Moshe Dayan's antiquities to be sold at bargain prices in U.S. auction
Low prices due in part to the fact that the former army chief may not have excavated artifacts legally.
A total of 165 archaeological artifacts collected by Moshe Dayan will be auctioned off Sunday morning at a small auction house in the U.S., but prices are being kept down in part because the former general and chief of staff may not have excavated them legally.
The items are part of 200 glass and pottery vessels from the collection of Irving Bernstein, a United Jewish Appeal leader who was close to Dayan before he died in 1981.
According to Bernstein's heirs, who initiated the auction, Dayan sold or gave Bernstein the items.
As far as was known, Dayan left his private collection to his second wife Rachel, who sold it in 1986 to the Israel Museum for $1 million. Rachel Dayan said at the time she kept 15 items. The sale was widely criticized because many of the items were obtained illegally. The late archaeologist Yigal Shiloh said that selling the items to the museum was tantamount to approving the robbery of antiquities.
The head of the Thomaston Place auction house in Maine, Kaja Veilleux, told Haaretz yesterday that interest in the sale had not been great. The price of several items, some bearing labels in Dayan's own handwriting, were being offered at relatively low starting prices of a few hundred to a few thousand dollars. Veilleux said prices were low because the items in question were not particularly rare or expensive. He said items would be sold even if the highest price offered was only $100.
An archaeologist, Professor Amos Kloner, told Haaretz that he did not think there was much public interest in items coming from the Dayan collection. "To the best of my knowledge, no artifact in the collection came from a legal excavation, which to my mind considerably reduces their value."
Dayan, whose interest in archaeology stemmed from the bond he felt to the Bible, as was reflected in the title of his book "Living with the Bible," began collecting antiquities in the 1950s. Over 30 years he collected some 1,000 artifacts and placed them in the yard of his home, one of the largest private antiquities collections in the country.
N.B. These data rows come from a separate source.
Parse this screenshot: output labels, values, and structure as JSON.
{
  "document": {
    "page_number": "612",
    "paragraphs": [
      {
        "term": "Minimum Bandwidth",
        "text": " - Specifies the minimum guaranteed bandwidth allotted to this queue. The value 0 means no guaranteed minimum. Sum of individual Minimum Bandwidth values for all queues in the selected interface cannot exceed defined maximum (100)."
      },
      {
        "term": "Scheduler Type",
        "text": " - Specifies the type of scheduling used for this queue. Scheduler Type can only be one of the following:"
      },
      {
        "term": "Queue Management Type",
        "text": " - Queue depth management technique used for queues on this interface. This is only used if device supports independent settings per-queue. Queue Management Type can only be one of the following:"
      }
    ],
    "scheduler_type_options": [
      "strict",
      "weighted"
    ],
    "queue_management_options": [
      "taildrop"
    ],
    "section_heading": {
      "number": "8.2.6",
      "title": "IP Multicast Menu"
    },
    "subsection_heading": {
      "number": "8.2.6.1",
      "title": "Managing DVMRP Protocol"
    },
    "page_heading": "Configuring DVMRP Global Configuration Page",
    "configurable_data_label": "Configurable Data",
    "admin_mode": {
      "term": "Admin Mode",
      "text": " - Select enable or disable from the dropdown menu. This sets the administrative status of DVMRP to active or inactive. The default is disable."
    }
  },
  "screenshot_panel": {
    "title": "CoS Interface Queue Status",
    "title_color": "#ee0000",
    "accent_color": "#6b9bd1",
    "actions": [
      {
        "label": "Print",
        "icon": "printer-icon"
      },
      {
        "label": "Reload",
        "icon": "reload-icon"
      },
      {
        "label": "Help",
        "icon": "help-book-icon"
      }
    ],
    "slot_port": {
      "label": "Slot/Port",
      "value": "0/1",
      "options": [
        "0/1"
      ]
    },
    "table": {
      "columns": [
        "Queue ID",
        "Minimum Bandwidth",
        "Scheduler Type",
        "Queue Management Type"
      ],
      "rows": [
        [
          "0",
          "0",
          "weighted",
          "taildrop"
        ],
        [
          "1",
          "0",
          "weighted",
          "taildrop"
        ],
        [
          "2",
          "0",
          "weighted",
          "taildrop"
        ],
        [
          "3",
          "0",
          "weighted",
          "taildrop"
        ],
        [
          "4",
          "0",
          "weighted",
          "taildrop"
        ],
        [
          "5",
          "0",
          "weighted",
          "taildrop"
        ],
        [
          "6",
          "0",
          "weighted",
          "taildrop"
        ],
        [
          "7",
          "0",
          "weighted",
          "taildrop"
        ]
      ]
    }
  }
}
Among items that were said to have given international importance to the collection were anthropomorphic coffins from Dir al-Balah in the Gaza Strip and a stone mask from the Neolithic period that Dayan said he bought from an antiquities dealer in Hebron.
In 1968, Dayan was seriously injured during an excavation he was conducting at Yazur near Ramle. But he continued his efforts and did not shrink from taking advantage of his position to further his collection. During his terms as general, chief of staff and defense minister, he often used those under his command to collect artifacts.
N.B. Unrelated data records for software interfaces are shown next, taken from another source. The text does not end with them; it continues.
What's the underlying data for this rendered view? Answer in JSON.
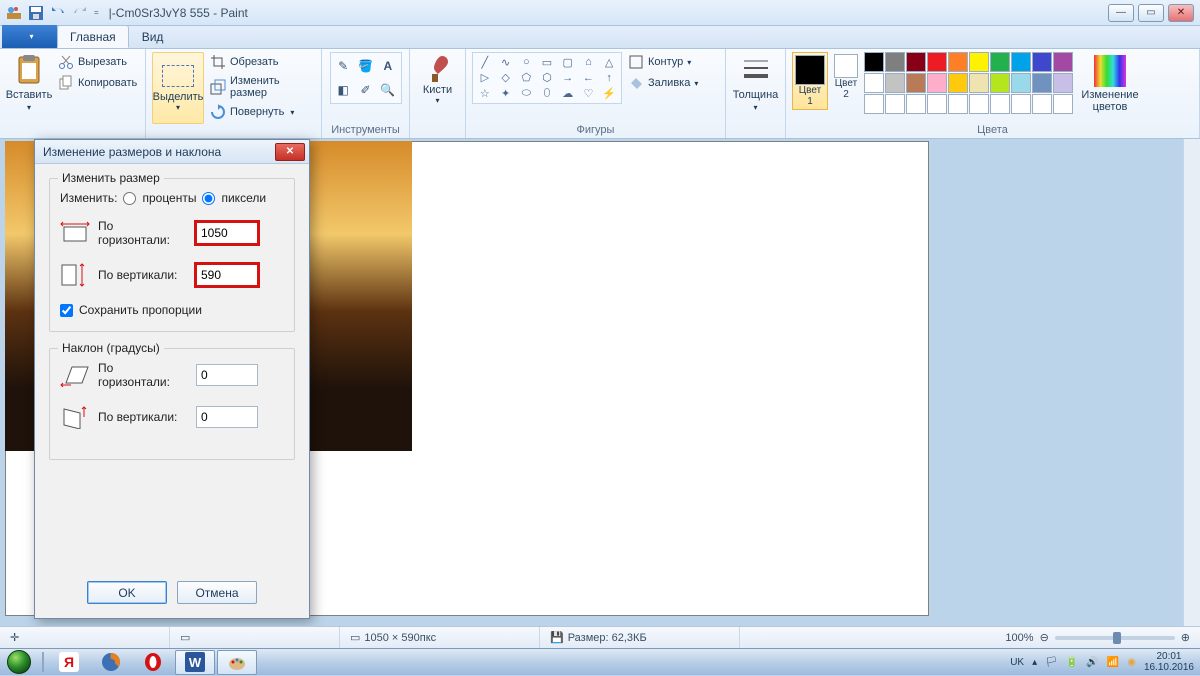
{
  "title": "|-Cm0Sr3JvY8  555 - Paint",
  "tabs": {
    "file": "",
    "main": "Главная",
    "view": "Вид"
  },
  "ribbon": {
    "clipboard": {
      "paste": "Вставить",
      "cut": "Вырезать",
      "copy": "Копировать",
      "label": ""
    },
    "image": {
      "select": "Выделить",
      "crop": "Обрезать",
      "resize": "Изменить размер",
      "rotate": "Повернуть",
      "label": ""
    },
    "tools": {
      "label": "Инструменты"
    },
    "brushes": {
      "label": "Кисти"
    },
    "shapes": {
      "outline": "Контур",
      "fill": "Заливка",
      "label": "Фигуры"
    },
    "size": {
      "thickness": "Толщина"
    },
    "colors": {
      "c1": "Цвет\n1",
      "c2": "Цвет\n2",
      "edit": "Изменение\nцветов",
      "label": "Цвета"
    }
  },
  "palette_row1": [
    "#000000",
    "#7f7f7f",
    "#880015",
    "#ed1c24",
    "#ff7f27",
    "#fff200",
    "#22b14c",
    "#00a2e8",
    "#3f48cc",
    "#a349a4"
  ],
  "palette_row2": [
    "#ffffff",
    "#c3c3c3",
    "#b97a57",
    "#ffaec9",
    "#ffc90e",
    "#efe4b0",
    "#b5e61d",
    "#99d9ea",
    "#7092be",
    "#c8bfe7"
  ],
  "palette_row3": [
    "#ffffff",
    "#ffffff",
    "#ffffff",
    "#ffffff",
    "#ffffff",
    "#ffffff",
    "#ffffff",
    "#ffffff",
    "#ffffff",
    "#ffffff"
  ],
  "dialog": {
    "title": "Изменение размеров и наклона",
    "resize_legend": "Изменить размер",
    "by_label": "Изменить:",
    "opt_percent": "проценты",
    "opt_pixels": "пиксели",
    "h_label": "По\nгоризонтали:",
    "v_label": "По вертикали:",
    "h_value": "1050",
    "v_value": "590",
    "keep_ratio": "Сохранить пропорции",
    "skew_legend": "Наклон (градусы)",
    "skew_h": "0",
    "skew_v": "0",
    "ok": "OK",
    "cancel": "Отмена"
  },
  "status": {
    "dims": "1050 × 590пкс",
    "size": "Размер: 62,3КБ",
    "zoom": "100%"
  },
  "tray": {
    "lang": "UK",
    "time": "20:01",
    "date": "16.10.2016"
  }
}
The Israeli establishment turned a blind eye to his activities, and archaeologists feared confronting him publicly. To those who questioned him, Dayan would say "you should complain to the police."
Many archaeologists, and Dayan's first wife Ruth, said it would have been proper for the collection to have been given to the state for free. The museum said in response that the collection's purchase by private donors prevented its being sold to collectors abroad who would have paid double for it.
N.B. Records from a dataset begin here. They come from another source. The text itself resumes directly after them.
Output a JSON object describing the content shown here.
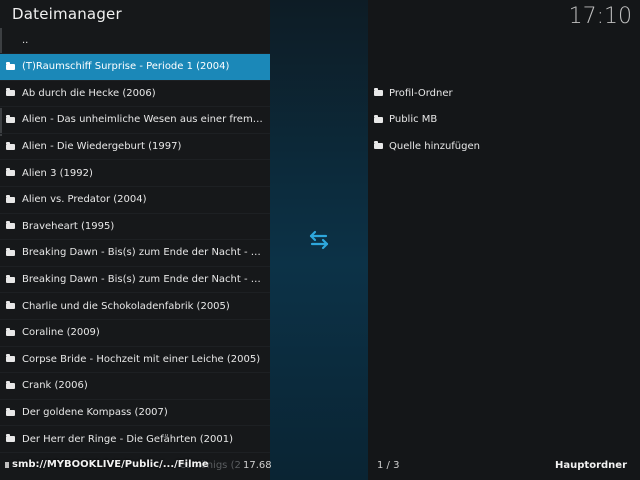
{
  "header": {
    "title": "Dateimanager",
    "clock": "17:10"
  },
  "left_list": {
    "items": [
      {
        "label": "..",
        "type": "updir"
      },
      {
        "label": "(T)Raumschiff Surprise - Periode 1 (2004)",
        "selected": true
      },
      {
        "label": "Ab durch die Hecke (2006)"
      },
      {
        "label": "Alien - Das unheimliche Wesen aus einer fremden…"
      },
      {
        "label": "Alien - Die Wiedergeburt (1997)"
      },
      {
        "label": "Alien 3 (1992)"
      },
      {
        "label": "Alien vs. Predator (2004)"
      },
      {
        "label": "Braveheart (1995)"
      },
      {
        "label": "Breaking Dawn - Bis(s) zum Ende der Nacht - Teil …"
      },
      {
        "label": "Breaking Dawn - Bis(s) zum Ende der Nacht - Teil …"
      },
      {
        "label": "Charlie und die Schokoladenfabrik (2005)"
      },
      {
        "label": "Coraline (2009)"
      },
      {
        "label": "Corpse Bride - Hochzeit mit einer Leiche (2005)"
      },
      {
        "label": "Crank (2006)"
      },
      {
        "label": "Der goldene Kompass (2007)"
      },
      {
        "label": "Der Herr der Ringe - Die Gefährten (2001)"
      }
    ]
  },
  "right_list": {
    "items": [
      {
        "label": "Profil-Ordner"
      },
      {
        "label": "Public MB"
      },
      {
        "label": "Quelle hinzufügen"
      }
    ]
  },
  "footer": {
    "path": "smb://MYBOOKLIVE/Public/.../Filme",
    "ghost_text": "es Königs (2",
    "size": "17.68",
    "pager": "1 / 3",
    "root_label": "Hauptordner"
  },
  "icons": {
    "folder": "folder-icon",
    "swap": "swap-arrows-icon"
  },
  "colors": {
    "selection": "#1b88b8",
    "accent": "#2ea7dc"
  }
}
According to one of Bernstein's sons, Bernstein, the all-powerful executive vice-president of the UJA from 1971 to 1984, "was a trusted adviser to many of Israel's leaders and is still considered a legendary figure in national and international Jewish affairs." Bernstein died in 1997.
According to Bernstein's biography, which will be distributed to auction participants, "the artifacts have a well-established provenance, having passed through very few hands. They were unearthed and either sold to Mr. Bernstein through a State Authorized Antiquities Dealer in Jerusalem or gifted to him by his close friend, General Moshe Dayan. As a favor to Mr. Bernstein, many of the pieces have been identified, autographed and dated by Dayan himself."
People involved in the sale told Haaretz that Bernstein's sons kept the rarest items for themselves and sold the rest "to make room."